WHAT IS EXPECTED
Show, from the entries below, every line in which "image" appears.

Dataset rows for apps and sites
:::

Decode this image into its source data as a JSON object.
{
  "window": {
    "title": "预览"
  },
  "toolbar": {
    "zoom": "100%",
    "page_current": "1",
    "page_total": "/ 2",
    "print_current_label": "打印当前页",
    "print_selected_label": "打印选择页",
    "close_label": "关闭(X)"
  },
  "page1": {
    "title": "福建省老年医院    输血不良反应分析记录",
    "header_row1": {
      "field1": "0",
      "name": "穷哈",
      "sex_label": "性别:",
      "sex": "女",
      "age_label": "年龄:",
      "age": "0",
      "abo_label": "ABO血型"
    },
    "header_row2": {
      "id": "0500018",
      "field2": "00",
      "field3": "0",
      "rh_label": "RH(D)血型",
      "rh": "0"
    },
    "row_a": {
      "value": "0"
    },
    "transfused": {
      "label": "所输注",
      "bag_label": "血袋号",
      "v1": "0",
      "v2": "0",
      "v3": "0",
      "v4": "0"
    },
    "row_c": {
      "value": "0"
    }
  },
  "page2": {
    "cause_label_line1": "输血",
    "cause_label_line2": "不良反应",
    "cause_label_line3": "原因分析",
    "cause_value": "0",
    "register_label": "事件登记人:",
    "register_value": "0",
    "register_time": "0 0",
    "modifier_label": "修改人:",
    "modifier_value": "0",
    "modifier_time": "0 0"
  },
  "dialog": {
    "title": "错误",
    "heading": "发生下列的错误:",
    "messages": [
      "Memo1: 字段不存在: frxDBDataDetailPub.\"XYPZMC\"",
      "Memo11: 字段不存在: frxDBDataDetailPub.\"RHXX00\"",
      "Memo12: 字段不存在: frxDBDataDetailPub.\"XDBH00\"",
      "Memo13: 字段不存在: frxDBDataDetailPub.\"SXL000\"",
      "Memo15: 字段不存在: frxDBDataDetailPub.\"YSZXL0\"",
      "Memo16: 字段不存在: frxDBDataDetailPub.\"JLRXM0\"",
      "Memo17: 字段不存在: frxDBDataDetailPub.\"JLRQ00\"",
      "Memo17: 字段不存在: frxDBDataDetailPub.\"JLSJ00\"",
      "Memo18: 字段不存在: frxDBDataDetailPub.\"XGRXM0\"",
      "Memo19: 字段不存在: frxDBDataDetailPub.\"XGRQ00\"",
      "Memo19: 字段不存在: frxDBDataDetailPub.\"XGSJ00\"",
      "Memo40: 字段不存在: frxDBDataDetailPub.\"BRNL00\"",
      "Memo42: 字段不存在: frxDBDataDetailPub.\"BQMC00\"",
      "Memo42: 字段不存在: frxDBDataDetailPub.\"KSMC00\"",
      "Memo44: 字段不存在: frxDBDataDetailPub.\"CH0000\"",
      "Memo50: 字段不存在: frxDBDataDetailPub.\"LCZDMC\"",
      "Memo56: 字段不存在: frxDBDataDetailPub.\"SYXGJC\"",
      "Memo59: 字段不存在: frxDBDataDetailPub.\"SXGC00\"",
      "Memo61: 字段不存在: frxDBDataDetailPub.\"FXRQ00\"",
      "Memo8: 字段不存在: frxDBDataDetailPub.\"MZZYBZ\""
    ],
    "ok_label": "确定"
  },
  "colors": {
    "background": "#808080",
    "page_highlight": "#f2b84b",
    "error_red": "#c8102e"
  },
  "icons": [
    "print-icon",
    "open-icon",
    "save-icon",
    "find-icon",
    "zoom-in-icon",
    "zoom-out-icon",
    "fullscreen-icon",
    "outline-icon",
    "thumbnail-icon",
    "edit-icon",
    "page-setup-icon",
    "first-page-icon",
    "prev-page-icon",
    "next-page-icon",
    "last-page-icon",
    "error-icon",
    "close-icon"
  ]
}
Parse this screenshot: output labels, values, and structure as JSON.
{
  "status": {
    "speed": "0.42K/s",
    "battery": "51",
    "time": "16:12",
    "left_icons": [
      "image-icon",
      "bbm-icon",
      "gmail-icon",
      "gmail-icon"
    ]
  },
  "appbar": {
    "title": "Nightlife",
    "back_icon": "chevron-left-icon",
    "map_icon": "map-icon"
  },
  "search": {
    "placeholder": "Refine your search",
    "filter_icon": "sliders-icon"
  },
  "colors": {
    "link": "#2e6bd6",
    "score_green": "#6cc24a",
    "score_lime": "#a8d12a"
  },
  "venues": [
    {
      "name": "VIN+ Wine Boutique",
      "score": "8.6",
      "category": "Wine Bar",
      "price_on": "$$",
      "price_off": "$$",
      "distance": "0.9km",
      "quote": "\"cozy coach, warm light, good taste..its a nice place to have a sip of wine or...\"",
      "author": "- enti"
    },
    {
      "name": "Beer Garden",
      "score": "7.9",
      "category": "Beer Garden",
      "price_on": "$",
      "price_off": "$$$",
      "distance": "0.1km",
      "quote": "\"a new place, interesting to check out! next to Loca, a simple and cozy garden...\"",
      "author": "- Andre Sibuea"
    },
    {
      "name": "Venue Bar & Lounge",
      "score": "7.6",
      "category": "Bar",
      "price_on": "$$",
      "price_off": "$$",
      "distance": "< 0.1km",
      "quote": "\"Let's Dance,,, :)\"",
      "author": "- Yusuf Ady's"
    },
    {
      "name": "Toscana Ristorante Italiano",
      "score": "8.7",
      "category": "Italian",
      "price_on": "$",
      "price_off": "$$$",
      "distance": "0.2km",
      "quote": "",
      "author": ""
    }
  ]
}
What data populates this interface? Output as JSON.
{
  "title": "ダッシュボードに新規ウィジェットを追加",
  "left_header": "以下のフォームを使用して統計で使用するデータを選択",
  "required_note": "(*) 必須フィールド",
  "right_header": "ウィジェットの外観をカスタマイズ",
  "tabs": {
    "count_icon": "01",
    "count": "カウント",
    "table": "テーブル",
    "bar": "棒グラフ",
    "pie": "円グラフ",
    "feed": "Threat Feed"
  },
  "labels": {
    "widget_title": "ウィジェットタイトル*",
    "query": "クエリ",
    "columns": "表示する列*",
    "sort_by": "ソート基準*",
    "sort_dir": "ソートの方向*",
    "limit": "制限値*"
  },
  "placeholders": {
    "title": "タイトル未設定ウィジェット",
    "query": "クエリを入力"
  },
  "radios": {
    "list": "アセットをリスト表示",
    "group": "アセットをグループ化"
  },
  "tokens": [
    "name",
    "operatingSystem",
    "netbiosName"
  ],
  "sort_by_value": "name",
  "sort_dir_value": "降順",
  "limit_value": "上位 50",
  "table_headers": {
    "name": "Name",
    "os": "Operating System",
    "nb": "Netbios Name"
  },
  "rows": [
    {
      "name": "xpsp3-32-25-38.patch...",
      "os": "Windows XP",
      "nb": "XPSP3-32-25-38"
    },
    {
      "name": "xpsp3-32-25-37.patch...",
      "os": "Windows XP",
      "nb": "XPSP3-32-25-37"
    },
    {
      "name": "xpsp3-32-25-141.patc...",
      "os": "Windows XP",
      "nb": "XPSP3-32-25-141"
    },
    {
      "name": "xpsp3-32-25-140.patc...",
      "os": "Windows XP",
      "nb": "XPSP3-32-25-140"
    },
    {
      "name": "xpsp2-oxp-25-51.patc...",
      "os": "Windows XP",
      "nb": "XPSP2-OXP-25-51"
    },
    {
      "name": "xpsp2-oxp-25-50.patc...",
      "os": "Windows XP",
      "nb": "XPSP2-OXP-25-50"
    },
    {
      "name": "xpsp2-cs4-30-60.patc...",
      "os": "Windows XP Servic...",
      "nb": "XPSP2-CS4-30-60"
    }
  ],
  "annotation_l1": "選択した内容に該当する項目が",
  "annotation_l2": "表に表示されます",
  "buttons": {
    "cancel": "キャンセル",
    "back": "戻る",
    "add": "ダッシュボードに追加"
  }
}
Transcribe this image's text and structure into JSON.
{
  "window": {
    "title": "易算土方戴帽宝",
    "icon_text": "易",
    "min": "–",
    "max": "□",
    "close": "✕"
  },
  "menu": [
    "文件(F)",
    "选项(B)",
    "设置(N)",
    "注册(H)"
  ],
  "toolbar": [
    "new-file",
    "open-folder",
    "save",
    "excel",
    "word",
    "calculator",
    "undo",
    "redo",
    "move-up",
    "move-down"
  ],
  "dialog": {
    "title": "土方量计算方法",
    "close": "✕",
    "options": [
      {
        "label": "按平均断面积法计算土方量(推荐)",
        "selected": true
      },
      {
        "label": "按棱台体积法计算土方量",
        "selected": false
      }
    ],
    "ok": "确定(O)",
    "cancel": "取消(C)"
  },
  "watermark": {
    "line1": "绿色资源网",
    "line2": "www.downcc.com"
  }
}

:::

EXPECTED ANSWER
Decode this image into its source data as a JSON object.
      "image-icon",
Transcribe this image's text and structure into JSON.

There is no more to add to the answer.